Matching the rear, the front features a Fox Float Rhythm 34 fork with a Grip damper set at 150mm of travel with a 51mm offset. The standard Stumpjumper (or LT for Long Travel) features 150mm/140mm of travel front/rear. This same build is also available in ST or Short Travel which decreases the travel to 130mm/120mm front/rear with 29″ wheels. The same bikes are also available with 27.5″ wheels for even more options.
The 29″ version that I’m riding includes 29 x 2.6″ Specialized Butcher/Purgatory tires, both in the lightweight 2Bliss ready Grid casings. The bike is shipped with tubes installed, but tubeless valves are included in the box and the tubeless rim strips are on the rims, so all you have to do it pull the tubes, install the valves, add your own sealant and you’ve got a tubeless set up out of the box.
The tires are mounted to Roval Traverse 29 aluminum rims which have a 30mm inner width, and are built to Specialized Boost 28h hubs with DT Swiss spokes.
As the model name would imply, this build includes a SRAM NX Eagle 12 speed drivetrain complete with a 170mm NX Dub crankset and threaded bottom bracket. It’s certainly not the lightest group, but so far it offers impressive performance for the price. Note that the NX Eagle cassette includes an 11-50t spread, and the crank is equipped with a steel 30t chainring.
The NX shifter is mirrored by the SRL LE dropper lever that actuates the X-Fusion Manic 34.9 dropper post. On medium frames and above, you get a 150mm travel post, while the small sticks with 125mm. The post offers infinite travel adjust, and thanks to a low seat tube, there is plenty of room to run the full post height for my short 690mm saddle to BB height. On the higher end models, you get the Specialized Command Post which comes in 160mm – which I was also able to fit on this frame as well. On top of the post is a Body Geometry Phenom Comp saddle in 143mm width.
Even things like the Specialized Sip Grips are size specific – the S/M frames get the regular thickness, while the L/XL frames get the XL thickness grips. Details like these are a nice touch.
Slowing the bike down are a pair of SRAM Guide R brakes with a huge 200mm rotor up front and 180mm rotor out back. The cockpit is a pretty basic aluminum Specialized Trail bar that measures 780mm wide, with an 8-degree backsweep, 6-degree upsweep, 27mm rise, and 31.8mm clamp. The matching stem is a 6° rise and 50mm length.

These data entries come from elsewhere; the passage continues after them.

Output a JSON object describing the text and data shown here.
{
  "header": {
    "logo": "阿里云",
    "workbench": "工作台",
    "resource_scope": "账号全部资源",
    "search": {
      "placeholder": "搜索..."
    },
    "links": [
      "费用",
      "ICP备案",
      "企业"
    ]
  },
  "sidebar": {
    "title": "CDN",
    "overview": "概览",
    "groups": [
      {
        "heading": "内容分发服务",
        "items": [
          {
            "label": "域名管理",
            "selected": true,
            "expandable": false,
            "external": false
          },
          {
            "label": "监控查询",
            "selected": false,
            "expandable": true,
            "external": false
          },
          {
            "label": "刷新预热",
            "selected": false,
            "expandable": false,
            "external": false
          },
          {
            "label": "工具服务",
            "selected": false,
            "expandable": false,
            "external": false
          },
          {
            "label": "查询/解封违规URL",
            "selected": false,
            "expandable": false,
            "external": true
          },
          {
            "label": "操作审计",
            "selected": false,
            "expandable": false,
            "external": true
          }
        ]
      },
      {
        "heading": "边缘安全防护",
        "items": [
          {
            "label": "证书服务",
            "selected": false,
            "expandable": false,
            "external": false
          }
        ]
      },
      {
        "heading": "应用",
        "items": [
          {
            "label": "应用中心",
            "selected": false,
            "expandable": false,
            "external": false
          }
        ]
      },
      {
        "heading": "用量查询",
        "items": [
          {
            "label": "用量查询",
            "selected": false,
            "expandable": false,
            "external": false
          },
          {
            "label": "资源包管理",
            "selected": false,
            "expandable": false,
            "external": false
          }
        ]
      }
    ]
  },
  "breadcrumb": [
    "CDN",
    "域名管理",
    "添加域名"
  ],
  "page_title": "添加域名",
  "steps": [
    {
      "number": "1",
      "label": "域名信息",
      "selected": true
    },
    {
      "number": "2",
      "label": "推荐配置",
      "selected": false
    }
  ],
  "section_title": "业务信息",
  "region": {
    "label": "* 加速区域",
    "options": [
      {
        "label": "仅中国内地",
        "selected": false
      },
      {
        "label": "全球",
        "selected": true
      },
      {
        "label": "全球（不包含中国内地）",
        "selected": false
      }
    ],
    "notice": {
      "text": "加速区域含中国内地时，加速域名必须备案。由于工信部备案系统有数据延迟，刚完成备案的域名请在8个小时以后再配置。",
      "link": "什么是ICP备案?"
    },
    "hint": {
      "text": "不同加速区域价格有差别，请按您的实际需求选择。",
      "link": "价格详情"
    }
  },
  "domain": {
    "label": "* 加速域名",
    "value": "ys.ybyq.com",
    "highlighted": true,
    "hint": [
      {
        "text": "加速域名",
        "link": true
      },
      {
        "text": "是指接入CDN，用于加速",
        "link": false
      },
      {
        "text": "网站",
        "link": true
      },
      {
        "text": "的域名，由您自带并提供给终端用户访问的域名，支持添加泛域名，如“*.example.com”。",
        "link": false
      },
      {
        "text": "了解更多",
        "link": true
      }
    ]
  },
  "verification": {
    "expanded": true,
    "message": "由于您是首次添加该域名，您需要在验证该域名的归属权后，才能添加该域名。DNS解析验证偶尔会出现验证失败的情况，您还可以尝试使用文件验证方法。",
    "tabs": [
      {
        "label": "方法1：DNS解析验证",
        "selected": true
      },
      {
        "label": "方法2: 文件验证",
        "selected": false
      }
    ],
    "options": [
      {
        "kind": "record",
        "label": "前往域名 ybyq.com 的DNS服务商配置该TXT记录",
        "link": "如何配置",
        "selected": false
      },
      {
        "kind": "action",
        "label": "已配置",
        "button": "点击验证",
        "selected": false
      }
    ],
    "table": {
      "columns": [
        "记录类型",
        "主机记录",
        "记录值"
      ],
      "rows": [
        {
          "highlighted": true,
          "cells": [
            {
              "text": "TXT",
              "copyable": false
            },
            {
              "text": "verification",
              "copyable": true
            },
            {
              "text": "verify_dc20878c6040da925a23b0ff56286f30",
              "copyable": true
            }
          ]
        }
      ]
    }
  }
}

Of course, it wouldn’t be a new Stumpjumper without the SWAT door. For 2019 the SWAT system has been improved by removing the plastic bezel and offering 20% more space inside the downtube.
Even at this price point, the Stumpjumper includes an impressive amount of extras including the Zee Cage II with the EMT Cage Mount multi-tool, and the tube and pump wraps. It doesn’t include a pump, but it does include two spare tubes if you convert to tubeless! On my bike I’m currently running a full size 29er tube in the tube wrap, an MTB pump, chain tool, Dynaplug pill, and spare chain link – all inside the downtube.
The Stumpjumper also includes a set of basic but functional flat pedals, a sag meter (small black plastic square that’s labeled with a few different Specialized bikes), multiple frame protection stickers, and a surprisingly comprehensive User Manual. More companies should include this with their bikes as it includes all of the torque values, shock sizes, maximum tire and chainring sizes, instructions for servicing suspension, installing cables, setting suspension, and even providing part numbers for replacement parts. Sure, you can probably find most of this info on a company’s website, but having it in one place for quick reference is far more convenient.
As mentioned, I’m on the medium frame which came in at just over 31lbs set up tubeless, and without anything in the SWAT box, but with the bottle cage and multi tool installed. The Stumpjumper Comp Carbon 29 12 Speed sells for $4,520, and is available now.